- Opening Delimiter -
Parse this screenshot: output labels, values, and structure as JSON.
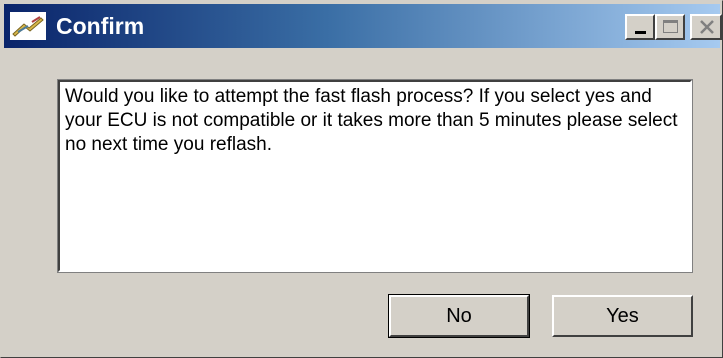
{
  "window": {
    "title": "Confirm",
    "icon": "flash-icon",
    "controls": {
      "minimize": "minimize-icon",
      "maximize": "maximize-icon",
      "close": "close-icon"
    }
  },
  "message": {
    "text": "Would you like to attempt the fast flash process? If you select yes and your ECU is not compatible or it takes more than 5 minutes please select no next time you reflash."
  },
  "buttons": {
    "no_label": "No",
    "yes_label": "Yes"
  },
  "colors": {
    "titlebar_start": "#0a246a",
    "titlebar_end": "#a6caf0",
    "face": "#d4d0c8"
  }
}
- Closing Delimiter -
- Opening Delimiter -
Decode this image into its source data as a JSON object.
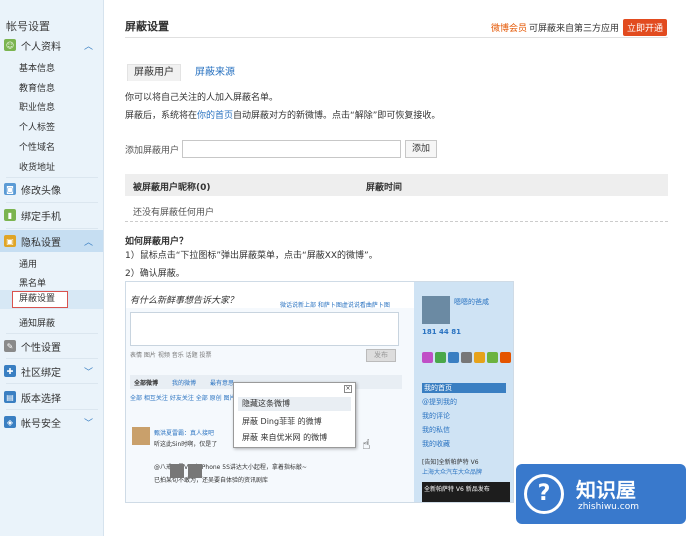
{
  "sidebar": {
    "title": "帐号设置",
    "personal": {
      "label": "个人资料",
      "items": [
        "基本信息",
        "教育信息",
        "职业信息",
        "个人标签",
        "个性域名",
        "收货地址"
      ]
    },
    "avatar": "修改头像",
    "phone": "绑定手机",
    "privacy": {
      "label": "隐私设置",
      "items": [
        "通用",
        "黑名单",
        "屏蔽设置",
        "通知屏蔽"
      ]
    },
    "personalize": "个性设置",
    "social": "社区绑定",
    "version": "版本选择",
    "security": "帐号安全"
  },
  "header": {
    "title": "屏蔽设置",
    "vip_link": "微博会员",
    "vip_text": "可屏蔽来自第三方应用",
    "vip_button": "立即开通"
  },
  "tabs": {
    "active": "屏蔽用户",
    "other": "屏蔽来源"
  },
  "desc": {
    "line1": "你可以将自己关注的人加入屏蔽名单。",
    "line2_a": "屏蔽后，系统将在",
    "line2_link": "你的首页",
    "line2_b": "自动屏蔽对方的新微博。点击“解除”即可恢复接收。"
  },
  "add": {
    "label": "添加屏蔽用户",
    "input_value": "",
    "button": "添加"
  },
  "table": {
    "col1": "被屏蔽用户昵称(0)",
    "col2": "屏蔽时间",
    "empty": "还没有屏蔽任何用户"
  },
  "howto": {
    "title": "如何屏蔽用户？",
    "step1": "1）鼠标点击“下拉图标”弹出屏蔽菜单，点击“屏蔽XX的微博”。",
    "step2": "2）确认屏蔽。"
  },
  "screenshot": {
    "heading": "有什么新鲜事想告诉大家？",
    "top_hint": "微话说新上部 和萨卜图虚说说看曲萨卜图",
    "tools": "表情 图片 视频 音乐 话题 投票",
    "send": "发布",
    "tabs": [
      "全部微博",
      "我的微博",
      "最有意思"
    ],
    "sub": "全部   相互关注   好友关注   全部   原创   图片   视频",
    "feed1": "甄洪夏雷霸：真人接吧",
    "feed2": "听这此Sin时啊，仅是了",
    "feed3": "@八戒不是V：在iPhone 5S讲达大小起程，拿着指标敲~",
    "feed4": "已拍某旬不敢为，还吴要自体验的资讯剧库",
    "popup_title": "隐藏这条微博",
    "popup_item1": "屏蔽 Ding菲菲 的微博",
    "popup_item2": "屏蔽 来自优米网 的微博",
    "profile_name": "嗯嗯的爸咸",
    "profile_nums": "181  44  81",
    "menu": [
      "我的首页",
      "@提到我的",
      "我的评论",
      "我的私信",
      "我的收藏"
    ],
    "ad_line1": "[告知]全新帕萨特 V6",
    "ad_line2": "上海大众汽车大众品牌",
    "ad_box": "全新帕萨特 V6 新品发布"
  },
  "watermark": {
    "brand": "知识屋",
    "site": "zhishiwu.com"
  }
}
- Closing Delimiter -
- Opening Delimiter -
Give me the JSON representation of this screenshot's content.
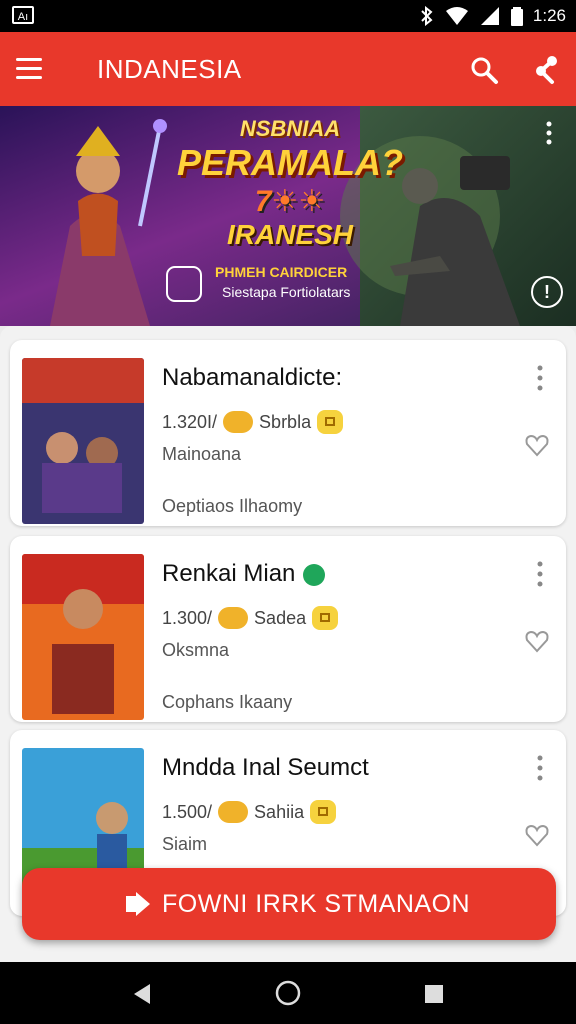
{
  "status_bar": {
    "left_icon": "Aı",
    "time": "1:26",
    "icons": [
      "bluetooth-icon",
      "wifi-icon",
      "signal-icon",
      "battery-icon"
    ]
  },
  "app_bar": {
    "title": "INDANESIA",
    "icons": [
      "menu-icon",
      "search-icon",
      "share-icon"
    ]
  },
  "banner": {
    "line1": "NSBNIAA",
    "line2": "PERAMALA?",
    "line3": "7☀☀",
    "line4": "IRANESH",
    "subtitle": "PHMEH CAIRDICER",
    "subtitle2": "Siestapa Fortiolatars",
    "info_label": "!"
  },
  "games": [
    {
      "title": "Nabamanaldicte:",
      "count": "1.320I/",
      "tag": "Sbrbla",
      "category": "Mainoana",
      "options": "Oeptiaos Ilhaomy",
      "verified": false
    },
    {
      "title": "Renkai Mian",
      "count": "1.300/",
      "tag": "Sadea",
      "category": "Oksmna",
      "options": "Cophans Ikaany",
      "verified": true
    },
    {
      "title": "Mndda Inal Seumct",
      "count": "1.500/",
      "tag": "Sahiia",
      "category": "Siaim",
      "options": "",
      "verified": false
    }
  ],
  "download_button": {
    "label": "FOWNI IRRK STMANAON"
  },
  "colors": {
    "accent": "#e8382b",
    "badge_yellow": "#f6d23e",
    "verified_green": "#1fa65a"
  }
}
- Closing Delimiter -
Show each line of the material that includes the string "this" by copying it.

● EXERCISE RESULT
Parse this screenshot: output labels, values, and structure as JSON.
Decode this image into its source data as a JSON object.
Give me the JSON representation of this screenshot's content.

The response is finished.